WORK ITEM: The following entries should be restated word for word, pictures excluded.

GIVEN RECORDS:
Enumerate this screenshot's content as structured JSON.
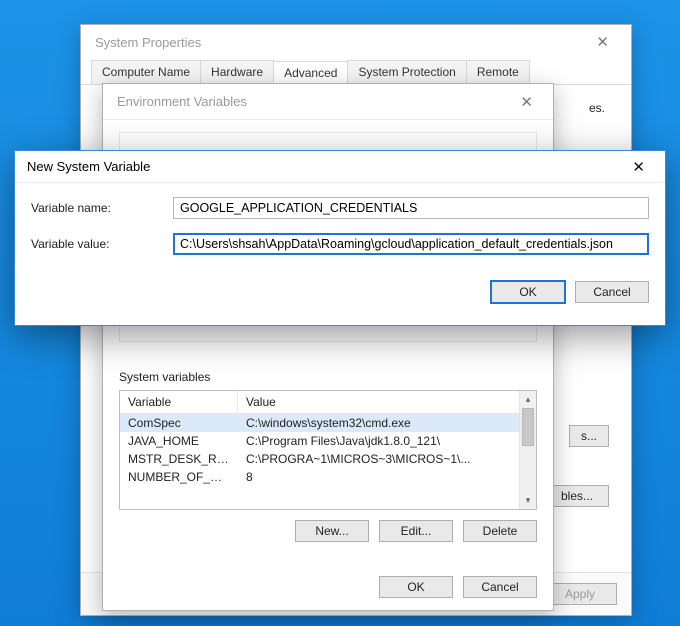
{
  "sysprop": {
    "title": "System Properties",
    "tabs": [
      "Computer Name",
      "Hardware",
      "Advanced",
      "System Protection",
      "Remote"
    ],
    "active_tab": 2,
    "hint_tail": "es.",
    "stack_a": "s...",
    "stack_b": "bles...",
    "footer": {
      "ok": "OK",
      "cancel": "Cancel",
      "apply": "Apply"
    }
  },
  "envvar": {
    "title": "Environment Variables",
    "system_label": "System variables",
    "headers": {
      "var": "Variable",
      "val": "Value"
    },
    "rows": [
      {
        "var": "ComSpec",
        "val": "C:\\windows\\system32\\cmd.exe"
      },
      {
        "var": "JAVA_HOME",
        "val": "C:\\Program Files\\Java\\jdk1.8.0_121\\"
      },
      {
        "var": "MSTR_DESK_RE...",
        "val": "C:\\PROGRA~1\\MICROS~3\\MICROS~1\\..."
      },
      {
        "var": "NUMBER_OF_PR...",
        "val": "8"
      }
    ],
    "buttons": {
      "new": "New...",
      "edit": "Edit...",
      "delete": "Delete"
    },
    "footer": {
      "ok": "OK",
      "cancel": "Cancel"
    }
  },
  "newvar": {
    "title": "New System Variable",
    "name_label": "Variable name:",
    "value_label": "Variable value:",
    "name_value": "GOOGLE_APPLICATION_CREDENTIALS",
    "value_value": "C:\\Users\\shsah\\AppData\\Roaming\\gcloud\\application_default_credentials.json",
    "footer": {
      "ok": "OK",
      "cancel": "Cancel"
    }
  }
}
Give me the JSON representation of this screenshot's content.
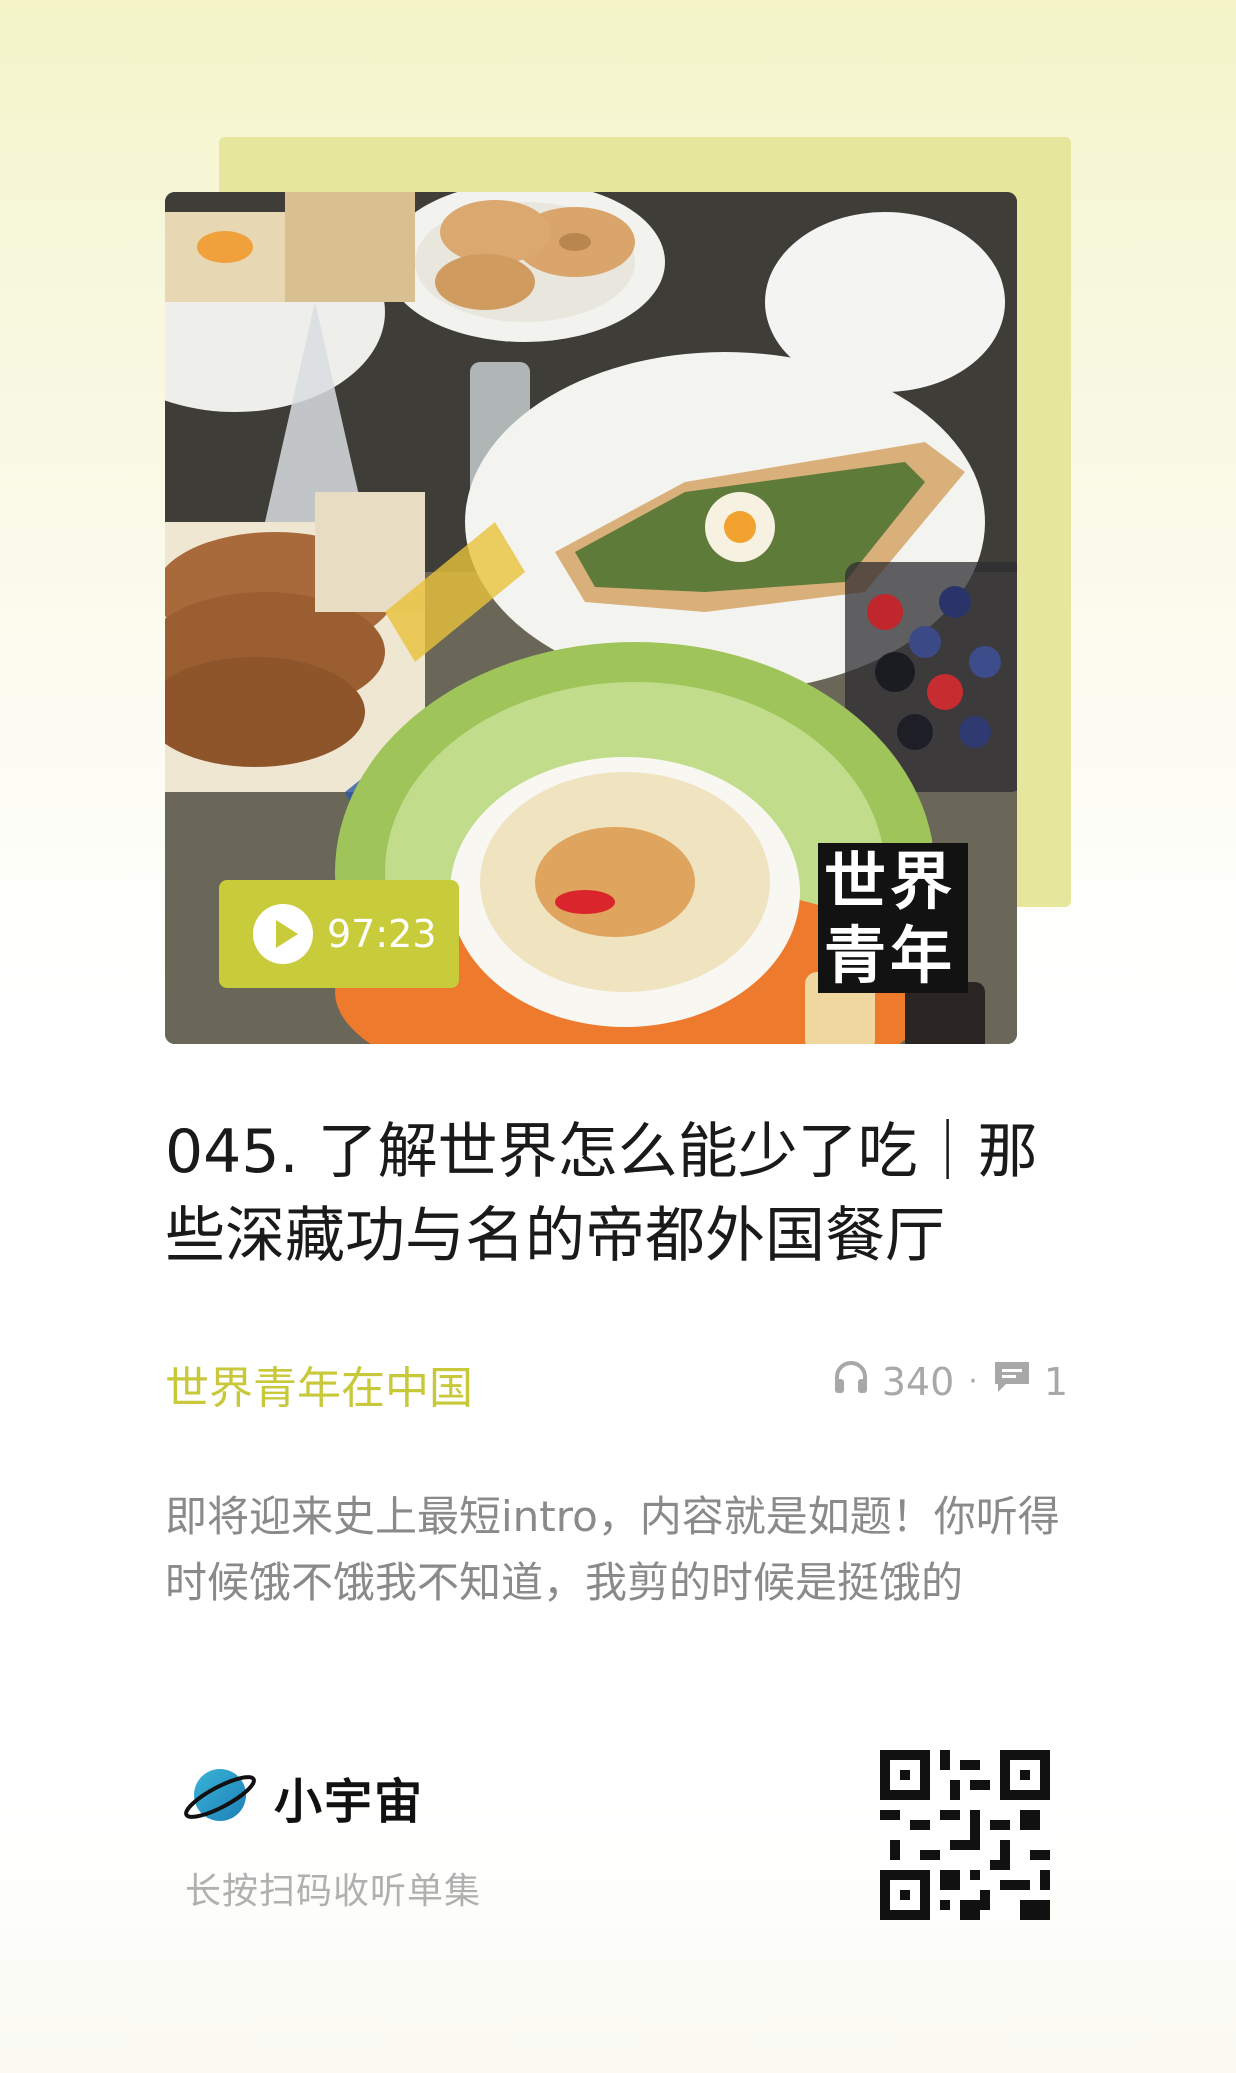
{
  "cover": {
    "duration": "97:23",
    "logo_line1": "世界",
    "logo_line2": "青年"
  },
  "episode": {
    "title": "045. 了解世界怎么能少了吃｜那些深藏功与名的帝都外国餐厅",
    "podcast_name": "世界青年在中国",
    "play_count": "340",
    "comment_count": "1",
    "description": "即将迎来史上最短intro，内容就是如题！你听得时候饿不饿我不知道，我剪的时候是挺饿的"
  },
  "footer": {
    "brand_name": "小宇宙",
    "scan_hint": "长按扫码收听单集"
  },
  "colors": {
    "accent": "#c9cc3a",
    "accent_back": "#e6e69c",
    "title": "#1a1a1a",
    "muted": "#8a8a8a"
  }
}
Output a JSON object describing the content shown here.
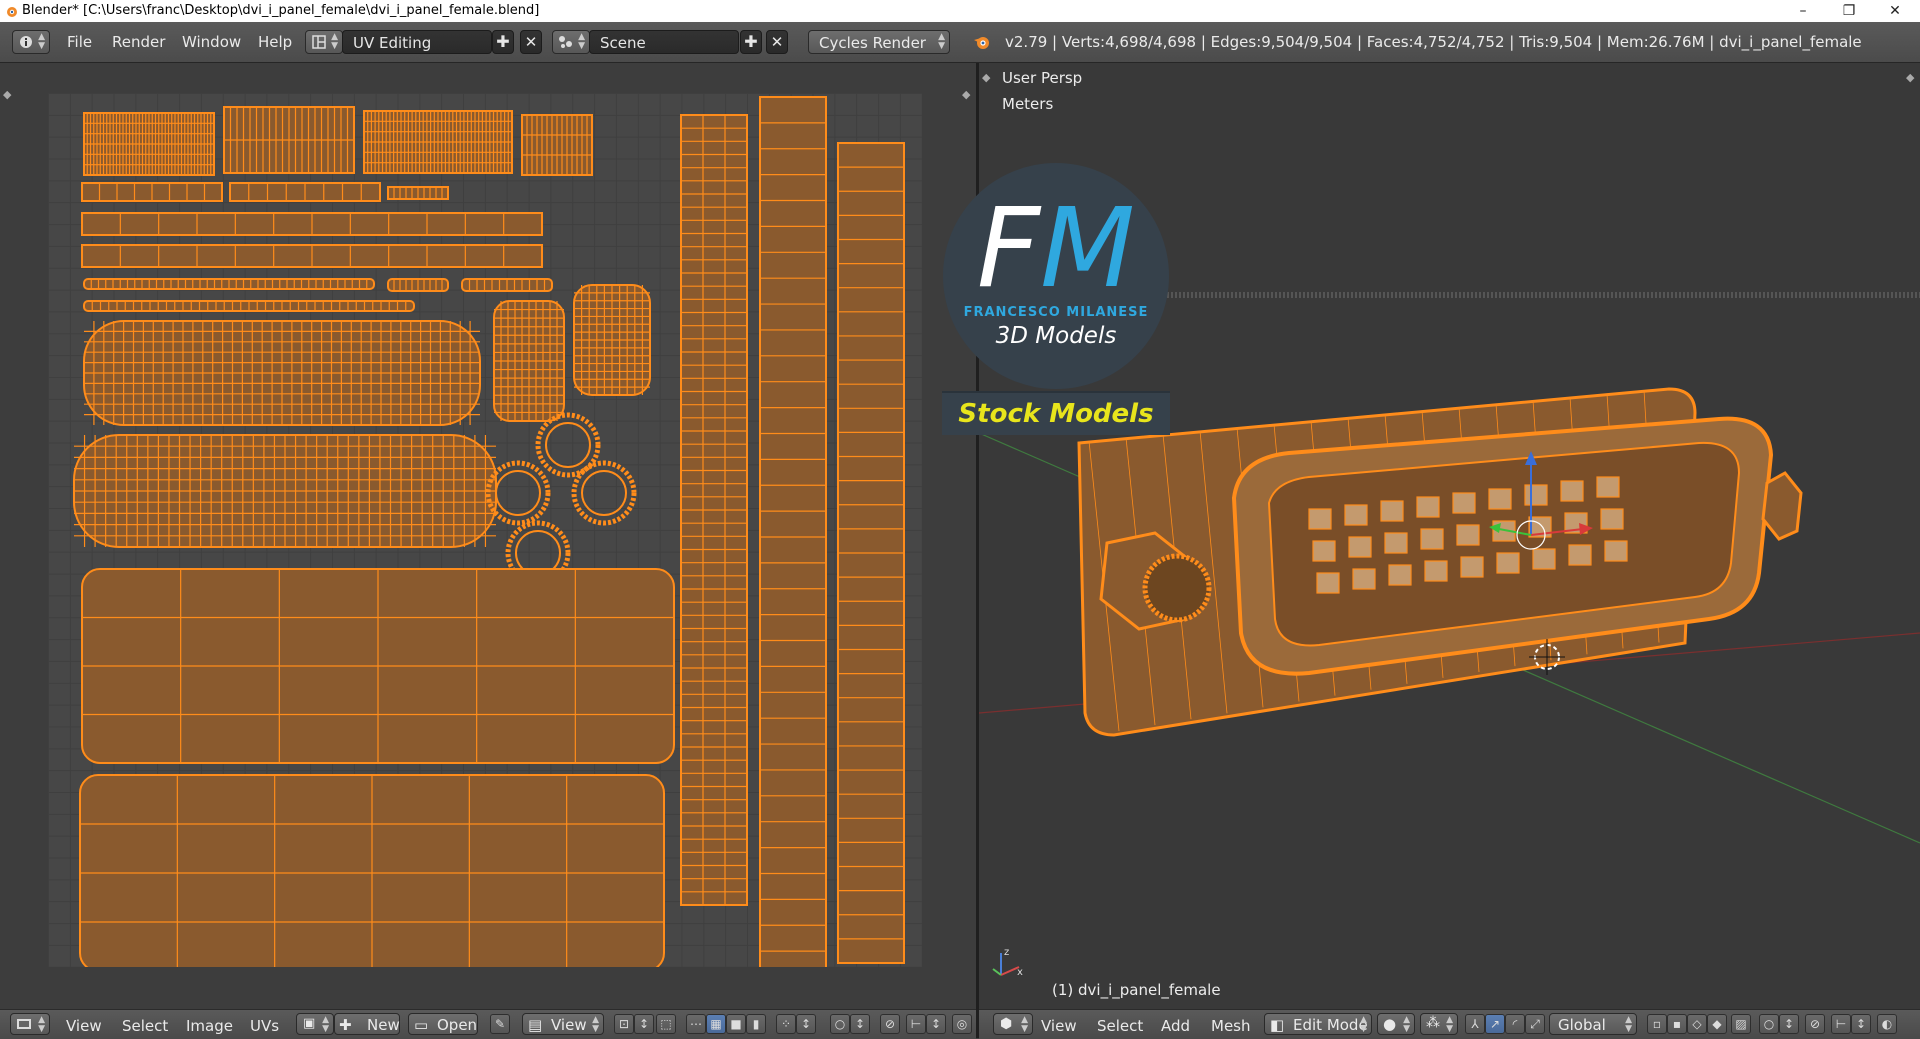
{
  "window": {
    "title": "Blender* [C:\\Users\\franc\\Desktop\\dvi_i_panel_female\\dvi_i_panel_female.blend]",
    "controls": [
      "–",
      "❐",
      "✕"
    ]
  },
  "info_header": {
    "menus": [
      "File",
      "Render",
      "Window",
      "Help"
    ],
    "screen_layout": "UV Editing",
    "scene": "Scene",
    "render_engine": "Cycles Render",
    "stats": "v2.79 | Verts:4,698/4,698 | Edges:9,504/9,504 | Faces:4,752/4,752 | Tris:9,504 | Mem:26.76M | dvi_i_panel_female"
  },
  "uv_editor": {
    "footer_menus": [
      "View",
      "Select",
      "Image",
      "UVs"
    ],
    "new_label": "New",
    "open_label": "Open",
    "view_label": "View"
  },
  "viewport": {
    "view_name": "User Persp",
    "units": "Meters",
    "object_label": "(1) dvi_i_panel_female",
    "footer_menus": [
      "View",
      "Select",
      "Add",
      "Mesh"
    ],
    "mode": "Edit Mode",
    "orientation": "Global"
  },
  "logo": {
    "letter_f": "F",
    "letter_m": "M",
    "brand": "FRANCESCO MILANESE",
    "subtitle": "3D Models",
    "banner": "Stock Models"
  },
  "colors": {
    "mesh_orange": "#ff8c1a",
    "face_fill": "#8a5a2e",
    "accent_blue": "#2fa8df",
    "banner_yellow": "#e8e51c"
  }
}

RESPONSE TO THIS TASK:
Enumerate this screenshot's content as structured JSON.
{
  "sysprop": {
    "title": "System Properties",
    "tabs": [
      "Computer Name",
      "Hardware",
      "Advanced",
      "System Protection",
      "Remote"
    ],
    "active_tab": 2,
    "hint_tail": "es.",
    "stack_a": "s...",
    "stack_b": "bles...",
    "footer": {
      "ok": "OK",
      "cancel": "Cancel",
      "apply": "Apply"
    }
  },
  "envvar": {
    "title": "Environment Variables",
    "system_label": "System variables",
    "headers": {
      "var": "Variable",
      "val": "Value"
    },
    "rows": [
      {
        "var": "ComSpec",
        "val": "C:\\windows\\system32\\cmd.exe"
      },
      {
        "var": "JAVA_HOME",
        "val": "C:\\Program Files\\Java\\jdk1.8.0_121\\"
      },
      {
        "var": "MSTR_DESK_RE...",
        "val": "C:\\PROGRA~1\\MICROS~3\\MICROS~1\\..."
      },
      {
        "var": "NUMBER_OF_PR...",
        "val": "8"
      }
    ],
    "buttons": {
      "new": "New...",
      "edit": "Edit...",
      "delete": "Delete"
    },
    "footer": {
      "ok": "OK",
      "cancel": "Cancel"
    }
  },
  "newvar": {
    "title": "New System Variable",
    "name_label": "Variable name:",
    "value_label": "Variable value:",
    "name_value": "GOOGLE_APPLICATION_CREDENTIALS",
    "value_value": "C:\\Users\\shsah\\AppData\\Roaming\\gcloud\\application_default_credentials.json",
    "footer": {
      "ok": "OK",
      "cancel": "Cancel"
    }
  }
}
Give me the JSON representation of this screenshot's content.
{
  "cover": {
    "duration": "97:23",
    "logo_line1": "世界",
    "logo_line2": "青年"
  },
  "episode": {
    "title": "045. 了解世界怎么能少了吃｜那些深藏功与名的帝都外国餐厅",
    "podcast_name": "世界青年在中国",
    "play_count": "340",
    "comment_count": "1",
    "description": "即将迎来史上最短intro，内容就是如题！你听得时候饿不饿我不知道，我剪的时候是挺饿的"
  },
  "footer": {
    "brand_name": "小宇宙",
    "scan_hint": "长按扫码收听单集"
  },
  "colors": {
    "accent": "#c9cc3a",
    "accent_back": "#e6e69c",
    "title": "#1a1a1a",
    "muted": "#8a8a8a"
  }
}
Output a JSON object describing the content shown here.
{
  "window": {
    "title": "Blender* [C:\\Users\\franc\\Desktop\\dvi_i_panel_female\\dvi_i_panel_female.blend]",
    "controls": [
      "–",
      "❐",
      "✕"
    ]
  },
  "info_header": {
    "menus": [
      "File",
      "Render",
      "Window",
      "Help"
    ],
    "screen_layout": "UV Editing",
    "scene": "Scene",
    "render_engine": "Cycles Render",
    "stats": "v2.79 | Verts:4,698/4,698 | Edges:9,504/9,504 | Faces:4,752/4,752 | Tris:9,504 | Mem:26.76M | dvi_i_panel_female"
  },
  "uv_editor": {
    "footer_menus": [
      "View",
      "Select",
      "Image",
      "UVs"
    ],
    "new_label": "New",
    "open_label": "Open",
    "view_label": "View"
  },
  "viewport": {
    "view_name": "User Persp",
    "units": "Meters",
    "object_label": "(1) dvi_i_panel_female",
    "footer_menus": [
      "View",
      "Select",
      "Add",
      "Mesh"
    ],
    "mode": "Edit Mode",
    "orientation": "Global"
  },
  "logo": {
    "letter_f": "F",
    "letter_m": "M",
    "brand": "FRANCESCO MILANESE",
    "subtitle": "3D Models",
    "banner": "Stock Models"
  },
  "colors": {
    "mesh_orange": "#ff8c1a",
    "face_fill": "#8a5a2e",
    "accent_blue": "#2fa8df",
    "banner_yellow": "#e8e51c"
  }
}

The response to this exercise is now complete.